    AppNexusThis is an ad network. (Privacy Policy)
    OpenxThis is an ad network. (Privacy Policy)
    Rubicon ProjectThis is an ad network. (Privacy Policy)
    TripleLiftThis is an ad network. (Privacy Policy)
    Say MediaWe partner with Say Media to deliver ad campaigns on our sites. (Privacy Policy)
    Remarketing PixelsWe may use remarketing pixels from advertising networks such as Google AdWords, Bing Ads, and Facebook in order to advertise the HubPages Service to people that have visited our sites.
    Conversion Tracking PixelsWe may use conversion tracking pixels from advertising networks such as Google AdWords, Bing Ads, and Facebook in order to identify when an advertisement has successfully resulted in the desired action, such as signing up for the HubPages Service or publishing an article on the HubPages Service.
    Statistics
    Author Google AnalyticsThis is used to provide traffic data and reports to the authors of articles on the HubPages Service. (Privacy Policy)
    ComscoreComScore is a media measurement and analytics company providing marketing data and analytics to enterprises, media and advertising agencies, and publishers. Non-consent will result in ComScore only processing obfuscated personal data. (Privacy Policy)

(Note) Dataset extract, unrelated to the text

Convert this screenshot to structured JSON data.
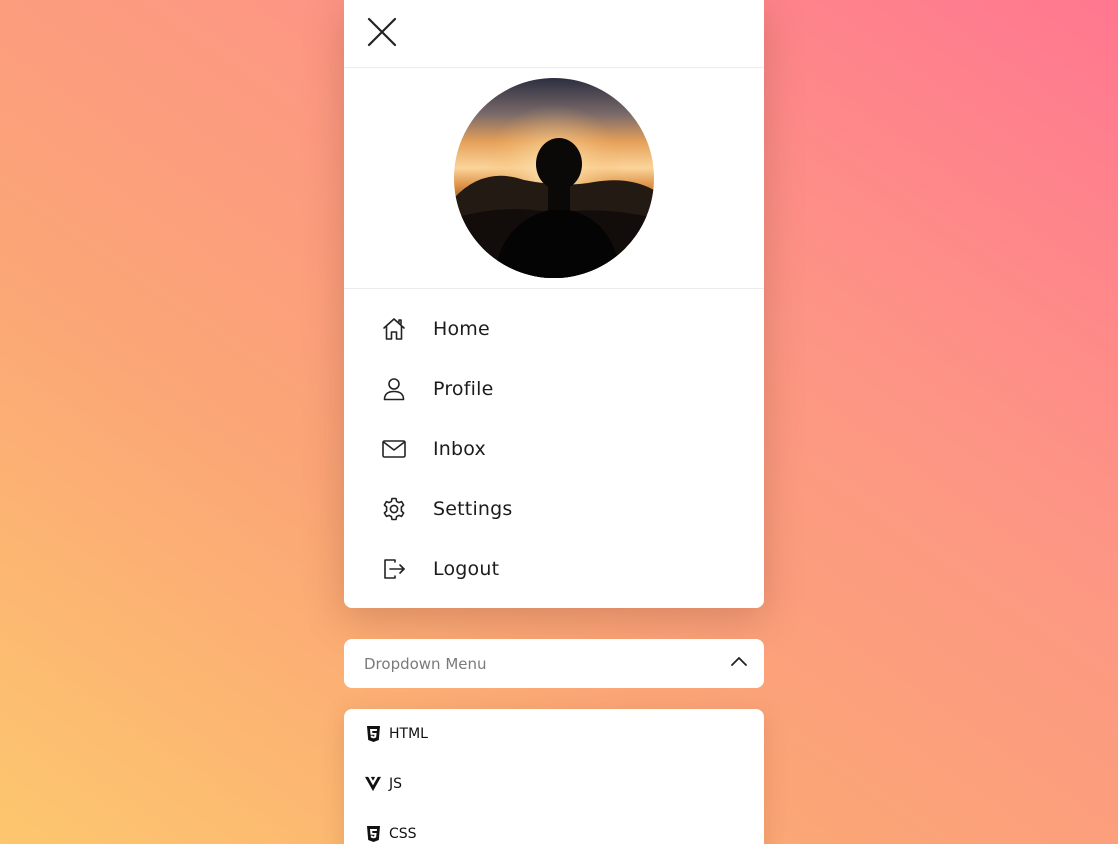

    Amazon Tracking PixelSome articles display amazon products as part of the Amazon Affiliate program, this pixel provides traffic statistics for those products (Privacy Policy)